That's why Nancy Kay of Nashville has resorted to something unconventional but effective on her ten-hour drives to South Carolina with her three daughters (ages 4, 2, and 3 months). "I get a book of several hundred stickers and let my four-year-old put them all over the back window next to her," says Kay. "Sometimes she'll line up the stickers according to colors or shapes." If you're slightly more protective of your car windows (Kay has to use a razor to remove the stickers), consider blocking the sun and creating a play board at the same time: Cover the back side window with a piece of taped-on cardboard and let your child place the stickers there.

A less messy hit with Kay's kids: puppets or stuffed animals to go along with a story on tape. The kids can act out the plot while listening to the story  -- and keep the baby entertained at the same time. Verbal games fall into the no-mess category. My family plays Beep, Cheep, calling out "beep" for stop signs and "cheep" for speed-limit signs. It's silly but fast, especially if you add other things to look for with rhyming words to say.

An advantage of road trips is that you can keep your car stocked with handy props that you don't have to repack each time you set out. Key items we stash in the lunch box under the seat include Scotch tape, a notebook, and a kitchen timer. The tape is the brainchild of my preschooler's teacher, Joyce Drolette of Bozeman, MT, who taught me to rank it right up there with crayons as a creative tool. "Kids can rip up and tape things together for hours," she says. In the car, this serves a dual purpose, as they fasten together empty cups, paper bags, straws, and other trash into wild creations.

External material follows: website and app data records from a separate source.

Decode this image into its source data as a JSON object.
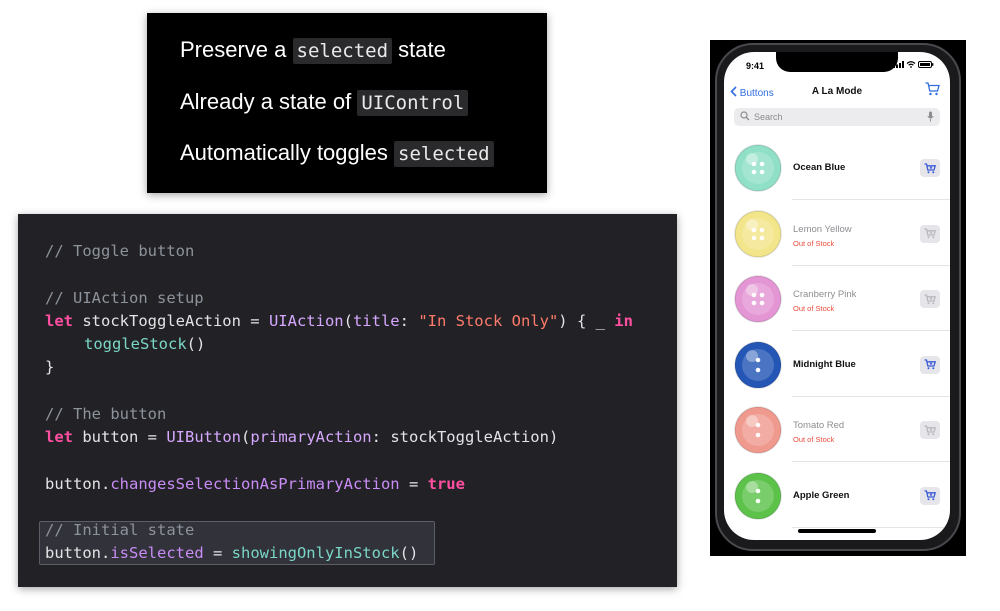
{
  "slide_bullets": [
    {
      "before": "Preserve a ",
      "code": "selected",
      "after": " state"
    },
    {
      "before": "Already a state of ",
      "code": "UIControl",
      "after": ""
    },
    {
      "before": "Automatically toggles ",
      "code": "selected",
      "after": ""
    }
  ],
  "code": {
    "comment_toggle": "// Toggle button",
    "comment_action": "// UIAction setup",
    "l3_let": "let",
    "l3_var": " stockToggleAction = ",
    "l3_type": "UIAction",
    "l3_open": "(",
    "l3_param": "title",
    "l3_colon": ": ",
    "l3_str": "\"In Stock Only\"",
    "l3_close": ") { _ ",
    "l3_in": "in",
    "l4_fn": "toggleStock",
    "l4_parens": "()",
    "l5_brace": "}",
    "comment_button": "// The button",
    "l7_let": "let",
    "l7_var": " button = ",
    "l7_type": "UIButton",
    "l7_open": "(",
    "l7_param": "primaryAction",
    "l7_rest": ": stockToggleAction)",
    "l9_obj": "button.",
    "l9_prop": "changesSelectionAsPrimaryAction",
    "l9_eq": " = ",
    "l9_true": "true",
    "comment_initial": "// Initial state",
    "l11_obj": "button.",
    "l11_prop": "isSelected",
    "l11_eq": " = ",
    "l11_fn": "showingOnlyInStock",
    "l11_parens": "()"
  },
  "phone": {
    "time": "9:41",
    "back_label": "Buttons",
    "title": "A La Mode",
    "search_placeholder": "Search",
    "items": [
      {
        "name": "Ocean Blue",
        "in_stock": true,
        "stock_text": "",
        "color": "#8fe0c6",
        "holes": 4
      },
      {
        "name": "Lemon Yellow",
        "in_stock": false,
        "stock_text": "Out of Stock",
        "color": "#f3e58a",
        "holes": 4
      },
      {
        "name": "Cranberry Pink",
        "in_stock": false,
        "stock_text": "Out of Stock",
        "color": "#e495d4",
        "holes": 4
      },
      {
        "name": "Midnight Blue",
        "in_stock": true,
        "stock_text": "",
        "color": "#2456b5",
        "holes": 2
      },
      {
        "name": "Tomato Red",
        "in_stock": false,
        "stock_text": "Out of Stock",
        "color": "#f09a8f",
        "holes": 2
      },
      {
        "name": "Apple Green",
        "in_stock": true,
        "stock_text": "",
        "color": "#5cc24a",
        "holes": 2
      }
    ]
  },
  "colors": {
    "accent_blue": "#2f6de0",
    "out_of_stock_red": "#e84c3d",
    "cart_enabled": "#3b5bd6",
    "cart_disabled": "#b8b8bd"
  }
}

We also use tape to secure "treasures" of all sorts that we pick up along the way  -- pictures, leaves, feathers, and so forth  -- into a travel journal that we keep in the car. As for the kitchen timer: It keeps our guessing games moving along. How long before we see a cow? How about the next stop sign? And, of course, how long until we get there?

Contributing editor Barbara Rowley's most recent book is Baby Days: Activities, Ideas and Games for Enjoying Daily Life With a Child Under Three.